General degeneration of the knee joint that stems from wear and tear. This is accompanied by gradual increase in pain with activities (walking, stairs, prolonged sitting or standing). Physical therapy will help alleviate the pain by focusing on proper strengthening.
The ACL injury is the most common injury to the knee. This ligament prevents the lower leg from moving forward on the upper leg. The mechanism of injury is from a twisting motion when the foot is firmly planted. The degree of severity ranges from a mild stretch of the fibers (Grade I) to complete rupture of the ligament (Grade III). The individual may feel or hear a “pop” with associated swelling. The individual may also report a feeling of “giving out” to the knee, limiting the function of the knee. An orthopedic specialist will be able to help diagnose and recommend treatment options for the individual.
This ligament lies along the inside of the knee and can be damaged by direct trauma from the outside of the knee towards the inside while the foot is planted. The individual may experience pain while walking, climbing stairs, and prolonged sitting. Treatment may include ice, anti-inflammatories, and short-term immobilization to allow the fibers to heal. Rehabilitation may be required to establish range of motion and strength following this injury.
Commonly called torn cartilage, this is an injury to one of the two circular pads between the upper and lower legs. They function to decrease shock to the knees and distribute weight bearing forces through the legs.
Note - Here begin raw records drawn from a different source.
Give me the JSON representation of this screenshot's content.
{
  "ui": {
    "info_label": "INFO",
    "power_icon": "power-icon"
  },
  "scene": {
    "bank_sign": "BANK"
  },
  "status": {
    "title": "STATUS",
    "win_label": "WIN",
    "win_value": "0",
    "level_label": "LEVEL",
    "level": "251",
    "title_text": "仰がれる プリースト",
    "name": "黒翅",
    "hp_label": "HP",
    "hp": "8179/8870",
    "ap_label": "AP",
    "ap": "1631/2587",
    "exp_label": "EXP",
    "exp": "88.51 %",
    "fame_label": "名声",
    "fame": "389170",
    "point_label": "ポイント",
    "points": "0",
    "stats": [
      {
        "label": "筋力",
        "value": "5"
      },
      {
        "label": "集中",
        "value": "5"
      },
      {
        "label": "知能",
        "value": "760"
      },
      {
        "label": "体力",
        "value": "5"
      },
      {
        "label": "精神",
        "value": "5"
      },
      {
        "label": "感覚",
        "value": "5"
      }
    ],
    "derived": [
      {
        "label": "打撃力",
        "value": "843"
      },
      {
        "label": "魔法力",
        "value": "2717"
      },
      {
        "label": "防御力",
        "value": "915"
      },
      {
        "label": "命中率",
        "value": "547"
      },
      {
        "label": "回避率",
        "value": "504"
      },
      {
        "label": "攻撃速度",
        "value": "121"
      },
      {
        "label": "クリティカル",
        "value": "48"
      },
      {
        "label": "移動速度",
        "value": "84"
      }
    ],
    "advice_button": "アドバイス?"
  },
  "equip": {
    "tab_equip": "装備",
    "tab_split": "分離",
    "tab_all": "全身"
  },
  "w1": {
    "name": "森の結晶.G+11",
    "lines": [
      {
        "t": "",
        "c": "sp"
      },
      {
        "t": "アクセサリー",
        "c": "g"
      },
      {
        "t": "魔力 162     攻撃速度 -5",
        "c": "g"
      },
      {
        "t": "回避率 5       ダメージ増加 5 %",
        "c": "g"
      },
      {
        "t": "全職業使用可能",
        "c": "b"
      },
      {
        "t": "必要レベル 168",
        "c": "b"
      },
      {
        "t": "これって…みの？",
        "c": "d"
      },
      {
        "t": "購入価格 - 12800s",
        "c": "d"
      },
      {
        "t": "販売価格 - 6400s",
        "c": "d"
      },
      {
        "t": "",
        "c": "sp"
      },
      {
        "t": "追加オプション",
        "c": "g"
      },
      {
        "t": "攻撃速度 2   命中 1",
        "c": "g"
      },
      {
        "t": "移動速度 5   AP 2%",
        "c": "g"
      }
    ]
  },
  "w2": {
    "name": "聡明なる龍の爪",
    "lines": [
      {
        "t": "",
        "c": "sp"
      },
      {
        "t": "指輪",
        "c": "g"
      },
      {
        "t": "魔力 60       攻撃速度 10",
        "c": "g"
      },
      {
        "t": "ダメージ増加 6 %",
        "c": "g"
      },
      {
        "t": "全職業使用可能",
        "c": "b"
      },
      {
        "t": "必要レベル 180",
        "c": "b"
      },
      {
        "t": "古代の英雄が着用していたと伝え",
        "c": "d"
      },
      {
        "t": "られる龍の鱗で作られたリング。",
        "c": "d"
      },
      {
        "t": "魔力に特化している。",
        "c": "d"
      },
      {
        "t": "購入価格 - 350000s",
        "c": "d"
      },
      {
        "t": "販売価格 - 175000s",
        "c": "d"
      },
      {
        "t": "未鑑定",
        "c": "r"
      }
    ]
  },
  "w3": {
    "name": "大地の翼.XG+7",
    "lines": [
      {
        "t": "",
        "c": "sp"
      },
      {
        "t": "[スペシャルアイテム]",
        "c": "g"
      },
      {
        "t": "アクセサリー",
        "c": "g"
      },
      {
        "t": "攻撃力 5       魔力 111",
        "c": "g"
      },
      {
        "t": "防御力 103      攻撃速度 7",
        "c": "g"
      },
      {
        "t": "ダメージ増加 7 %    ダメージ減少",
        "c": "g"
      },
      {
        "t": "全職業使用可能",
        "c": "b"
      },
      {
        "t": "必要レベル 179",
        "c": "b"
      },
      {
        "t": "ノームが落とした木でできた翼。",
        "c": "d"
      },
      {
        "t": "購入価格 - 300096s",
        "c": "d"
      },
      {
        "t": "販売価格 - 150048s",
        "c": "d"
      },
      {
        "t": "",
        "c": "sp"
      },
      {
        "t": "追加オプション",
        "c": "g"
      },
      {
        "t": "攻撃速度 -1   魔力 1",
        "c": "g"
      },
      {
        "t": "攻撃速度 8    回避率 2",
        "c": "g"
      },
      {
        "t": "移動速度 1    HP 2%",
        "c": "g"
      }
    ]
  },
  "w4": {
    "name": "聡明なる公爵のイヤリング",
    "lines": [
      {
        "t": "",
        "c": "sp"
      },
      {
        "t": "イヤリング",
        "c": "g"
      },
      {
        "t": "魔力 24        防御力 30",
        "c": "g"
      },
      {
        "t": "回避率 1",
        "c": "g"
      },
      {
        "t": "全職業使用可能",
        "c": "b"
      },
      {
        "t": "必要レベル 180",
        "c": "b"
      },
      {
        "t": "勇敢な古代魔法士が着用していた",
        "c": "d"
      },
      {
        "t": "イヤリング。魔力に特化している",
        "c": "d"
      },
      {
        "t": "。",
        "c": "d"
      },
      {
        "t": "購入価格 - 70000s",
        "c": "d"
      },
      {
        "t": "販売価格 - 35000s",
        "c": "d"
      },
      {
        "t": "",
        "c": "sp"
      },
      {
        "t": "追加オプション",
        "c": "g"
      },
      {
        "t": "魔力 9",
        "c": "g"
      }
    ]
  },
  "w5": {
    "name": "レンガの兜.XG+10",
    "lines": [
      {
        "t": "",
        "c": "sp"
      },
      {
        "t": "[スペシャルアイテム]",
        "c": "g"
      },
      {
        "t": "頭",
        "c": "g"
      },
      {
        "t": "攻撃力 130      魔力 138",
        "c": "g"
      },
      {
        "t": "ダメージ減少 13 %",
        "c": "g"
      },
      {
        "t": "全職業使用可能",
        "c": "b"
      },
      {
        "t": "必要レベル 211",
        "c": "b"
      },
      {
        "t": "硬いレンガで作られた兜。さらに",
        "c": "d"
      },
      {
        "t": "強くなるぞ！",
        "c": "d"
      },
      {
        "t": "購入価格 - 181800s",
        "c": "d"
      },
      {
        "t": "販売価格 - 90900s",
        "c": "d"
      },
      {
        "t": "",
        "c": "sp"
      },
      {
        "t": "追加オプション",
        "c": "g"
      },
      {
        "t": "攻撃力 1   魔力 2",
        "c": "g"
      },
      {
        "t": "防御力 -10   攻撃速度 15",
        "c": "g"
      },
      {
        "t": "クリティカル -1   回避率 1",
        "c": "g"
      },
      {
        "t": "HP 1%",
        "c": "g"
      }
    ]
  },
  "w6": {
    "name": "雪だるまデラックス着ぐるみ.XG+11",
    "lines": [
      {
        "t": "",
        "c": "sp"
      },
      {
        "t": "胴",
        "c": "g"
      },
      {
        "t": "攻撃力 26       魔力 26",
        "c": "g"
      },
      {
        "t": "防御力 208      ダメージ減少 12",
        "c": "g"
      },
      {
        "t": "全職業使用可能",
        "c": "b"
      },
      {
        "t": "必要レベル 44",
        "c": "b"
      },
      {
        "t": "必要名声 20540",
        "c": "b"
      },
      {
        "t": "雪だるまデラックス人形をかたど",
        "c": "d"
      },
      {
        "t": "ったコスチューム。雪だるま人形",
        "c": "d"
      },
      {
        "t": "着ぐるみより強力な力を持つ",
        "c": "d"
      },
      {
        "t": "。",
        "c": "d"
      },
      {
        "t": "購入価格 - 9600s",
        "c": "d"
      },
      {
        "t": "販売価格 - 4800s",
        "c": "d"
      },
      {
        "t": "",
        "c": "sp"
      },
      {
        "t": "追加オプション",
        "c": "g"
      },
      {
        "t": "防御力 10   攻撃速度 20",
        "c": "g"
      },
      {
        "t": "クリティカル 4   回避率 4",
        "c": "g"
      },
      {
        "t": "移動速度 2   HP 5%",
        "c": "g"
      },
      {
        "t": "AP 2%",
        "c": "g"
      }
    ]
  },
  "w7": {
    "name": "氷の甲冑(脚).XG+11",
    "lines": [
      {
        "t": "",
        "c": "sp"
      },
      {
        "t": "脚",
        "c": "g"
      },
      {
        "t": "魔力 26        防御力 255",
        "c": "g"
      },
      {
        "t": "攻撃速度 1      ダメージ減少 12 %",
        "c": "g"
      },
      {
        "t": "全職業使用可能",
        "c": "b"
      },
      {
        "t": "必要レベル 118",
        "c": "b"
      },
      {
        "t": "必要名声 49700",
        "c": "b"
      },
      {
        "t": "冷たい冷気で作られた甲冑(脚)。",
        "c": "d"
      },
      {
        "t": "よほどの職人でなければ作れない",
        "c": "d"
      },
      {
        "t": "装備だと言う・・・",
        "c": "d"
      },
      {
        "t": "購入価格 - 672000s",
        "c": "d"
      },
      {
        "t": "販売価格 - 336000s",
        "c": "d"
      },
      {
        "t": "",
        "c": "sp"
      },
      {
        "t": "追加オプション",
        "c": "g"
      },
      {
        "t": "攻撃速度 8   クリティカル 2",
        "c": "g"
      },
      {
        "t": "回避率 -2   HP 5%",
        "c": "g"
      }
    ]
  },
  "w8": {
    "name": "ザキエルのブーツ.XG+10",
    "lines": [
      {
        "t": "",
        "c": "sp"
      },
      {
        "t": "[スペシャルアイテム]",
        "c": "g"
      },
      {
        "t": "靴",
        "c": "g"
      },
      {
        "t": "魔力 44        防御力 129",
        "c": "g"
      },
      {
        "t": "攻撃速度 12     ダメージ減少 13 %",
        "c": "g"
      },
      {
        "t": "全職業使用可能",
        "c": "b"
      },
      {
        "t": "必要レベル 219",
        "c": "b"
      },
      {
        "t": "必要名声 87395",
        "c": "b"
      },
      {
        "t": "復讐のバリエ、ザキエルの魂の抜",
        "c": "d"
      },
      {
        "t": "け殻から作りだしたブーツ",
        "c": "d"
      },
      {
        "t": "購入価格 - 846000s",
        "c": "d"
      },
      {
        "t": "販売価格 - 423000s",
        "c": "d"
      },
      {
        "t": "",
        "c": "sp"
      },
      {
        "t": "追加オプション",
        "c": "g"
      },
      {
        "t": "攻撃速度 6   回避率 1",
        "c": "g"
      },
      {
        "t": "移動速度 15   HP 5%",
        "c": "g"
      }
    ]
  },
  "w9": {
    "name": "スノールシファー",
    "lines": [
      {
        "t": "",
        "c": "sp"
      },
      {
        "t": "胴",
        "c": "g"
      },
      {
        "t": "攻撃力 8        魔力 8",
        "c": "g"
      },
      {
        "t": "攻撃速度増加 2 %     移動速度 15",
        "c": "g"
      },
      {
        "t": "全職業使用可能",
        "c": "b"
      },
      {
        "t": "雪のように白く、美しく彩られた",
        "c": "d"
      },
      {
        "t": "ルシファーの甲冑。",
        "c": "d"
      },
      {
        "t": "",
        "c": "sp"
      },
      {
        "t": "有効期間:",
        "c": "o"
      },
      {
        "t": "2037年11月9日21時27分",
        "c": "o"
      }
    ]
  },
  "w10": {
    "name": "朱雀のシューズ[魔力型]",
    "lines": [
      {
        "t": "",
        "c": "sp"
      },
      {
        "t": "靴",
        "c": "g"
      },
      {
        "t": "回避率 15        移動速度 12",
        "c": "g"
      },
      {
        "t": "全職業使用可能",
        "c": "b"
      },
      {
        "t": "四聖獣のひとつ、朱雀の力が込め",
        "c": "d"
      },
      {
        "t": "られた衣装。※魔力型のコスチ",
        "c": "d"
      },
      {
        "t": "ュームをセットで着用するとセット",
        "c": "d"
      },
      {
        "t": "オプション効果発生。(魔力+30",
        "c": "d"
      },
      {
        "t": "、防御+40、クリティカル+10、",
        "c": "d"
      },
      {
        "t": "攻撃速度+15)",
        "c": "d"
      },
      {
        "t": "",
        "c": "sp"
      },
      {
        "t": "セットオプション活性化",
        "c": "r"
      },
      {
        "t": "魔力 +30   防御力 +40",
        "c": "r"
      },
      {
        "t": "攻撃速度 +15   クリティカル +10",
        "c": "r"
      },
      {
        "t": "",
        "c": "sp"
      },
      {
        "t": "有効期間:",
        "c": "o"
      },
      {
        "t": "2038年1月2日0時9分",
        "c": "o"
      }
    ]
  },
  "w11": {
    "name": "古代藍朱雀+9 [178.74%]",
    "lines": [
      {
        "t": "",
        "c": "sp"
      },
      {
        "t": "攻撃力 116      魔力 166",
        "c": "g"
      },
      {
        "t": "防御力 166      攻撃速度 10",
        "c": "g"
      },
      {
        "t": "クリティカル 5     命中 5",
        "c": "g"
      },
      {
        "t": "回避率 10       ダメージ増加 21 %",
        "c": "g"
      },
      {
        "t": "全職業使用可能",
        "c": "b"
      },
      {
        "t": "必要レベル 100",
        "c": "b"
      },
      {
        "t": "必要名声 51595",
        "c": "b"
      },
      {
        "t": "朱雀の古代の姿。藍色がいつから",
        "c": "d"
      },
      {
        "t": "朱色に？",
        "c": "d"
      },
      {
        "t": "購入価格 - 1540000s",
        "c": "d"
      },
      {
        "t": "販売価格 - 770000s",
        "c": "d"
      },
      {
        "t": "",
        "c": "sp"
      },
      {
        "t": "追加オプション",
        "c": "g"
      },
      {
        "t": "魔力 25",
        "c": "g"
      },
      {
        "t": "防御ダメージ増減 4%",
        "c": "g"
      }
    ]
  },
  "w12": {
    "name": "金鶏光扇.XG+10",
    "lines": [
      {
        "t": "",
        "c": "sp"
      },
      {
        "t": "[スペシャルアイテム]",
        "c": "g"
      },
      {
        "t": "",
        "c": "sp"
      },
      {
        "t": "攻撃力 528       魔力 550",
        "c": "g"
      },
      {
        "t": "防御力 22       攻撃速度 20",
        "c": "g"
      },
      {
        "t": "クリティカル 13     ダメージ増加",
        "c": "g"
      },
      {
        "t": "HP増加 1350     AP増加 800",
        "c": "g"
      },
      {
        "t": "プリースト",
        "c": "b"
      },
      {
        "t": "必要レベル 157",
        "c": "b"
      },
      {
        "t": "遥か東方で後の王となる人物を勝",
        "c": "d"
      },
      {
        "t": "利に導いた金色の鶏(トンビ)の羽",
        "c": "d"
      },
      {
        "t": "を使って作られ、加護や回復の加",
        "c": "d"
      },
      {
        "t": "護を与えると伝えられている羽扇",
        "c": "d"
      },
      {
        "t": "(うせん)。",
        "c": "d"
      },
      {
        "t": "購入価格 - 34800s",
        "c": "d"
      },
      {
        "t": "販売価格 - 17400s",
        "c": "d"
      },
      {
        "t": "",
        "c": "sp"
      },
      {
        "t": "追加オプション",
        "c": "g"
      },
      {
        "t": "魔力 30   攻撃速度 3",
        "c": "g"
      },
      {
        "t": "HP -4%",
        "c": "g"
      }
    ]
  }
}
The mechanism of injury is a compression force associated with a twisting motion. A “pop” may be heard, but there is usually increased pain along the joint line of the knee. Signs and symptoms include pain, swelling, knee “locking up” or the feeling that the knee is stuck, and difficulty with walking and stairs. An orthopedic consultation is suggested to rule out trauma to other structures. If the tear is small enough, the meniscus may heal on its own; however, if pain and decreased function persist, arthroscopic surgery may be required to repair the meniscus.
Injuries to the ligaments in a joint. The knee has four main stabilizing ligaments, any of which can cause problems if torn.
Patellofemoral Pain Syndrome:
Categorized as general knee pain that manifests itself near or around the kneecap (patella). This can be caused by an acute injury, muscle imbalances, walking abnormalities, or misalignment of the kneecaps. One or a combination of all of the above can lead to PFPS, causing pain with walking, stairs, squatting, prolonged sitting. Physical therapy can address muscle imbalances and acute symptoms, as well as recommend proper footwear to maximize proper walking mechanics.